Detailed coverage of invasive species threatening livelihoods and the environment worldwide

Abstract

The effect of device density on encounters by a mobile urban carnivore: implications for managing peri-urban wild dogs.

Abstract

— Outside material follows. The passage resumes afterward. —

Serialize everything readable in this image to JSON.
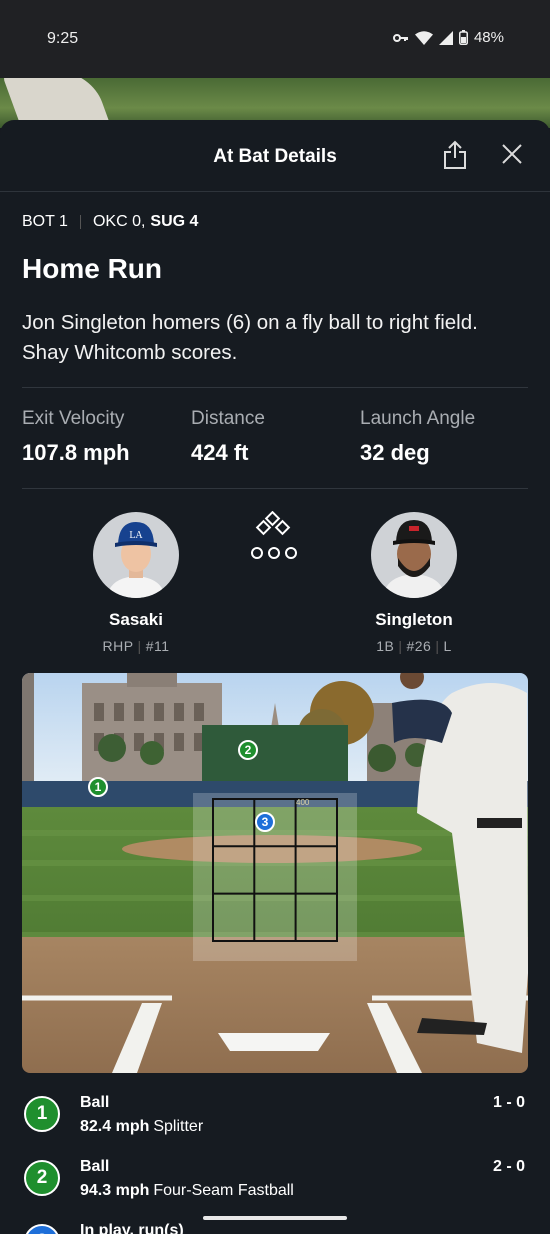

A variety of devices are often placed in the landscape to count, catch, kill, or otherwise manage wild species. It is important to understand the interactions between such devices and the species of interest to achieve and improve the efficiency of research and management objectives. Canid pest ejectors (CPEs; hereafter ejectors) are a device recently made available for use in Australia for the control of wild dogs (Canis familiaris) and European foxes (Vulpes vulpes), but there is limited data to inform best practice deployment for their safe and effective use in peri-urban environments. Data from eleven GPS collared wild dogs in peri-urban north-eastern Australia were used to quantify and compare encounters with three different densities (spacings of every 200 m, 500 m or intersections only) of modelled ejector locations placed in each respective animal's home-range. Survival analyses was conducted on each modelled ejector to determine the effect of the three road-based deployment spacings and the effect of sex and season on the initial encounter by wild dogs. Ejector survivability (i.e. encounter) was significantly different between seasons for individual wild dogs, and between male and females, with ejectors placed within female home-ranges found to have significantly less survivorship than those in male home-ranges. Ejectors spaced at closer intervals (200 m) had a greater percentage of days with wild dog encounters. Placing ejectors at intersections provided the highest probability of wild dog encounter, with the average ejector at this location 1.5 times more likely to be encountered than those at the alternative spacings (200 m and 500 m). Our results show that achieving the most appropriate ejector placement depends on whether maximum interactions or maximum efficiency is desired, which are important considerations in the short- or long-term deployment of ejectors for the management of wild dogs. These findings assist the development of guidelines for the optimal and efficient placement of ejectors to ensure their safe and effective use in peri-urban environments. They also have additional relevance for other applications of device placement to survey or manage mobile species in peri-urban areas.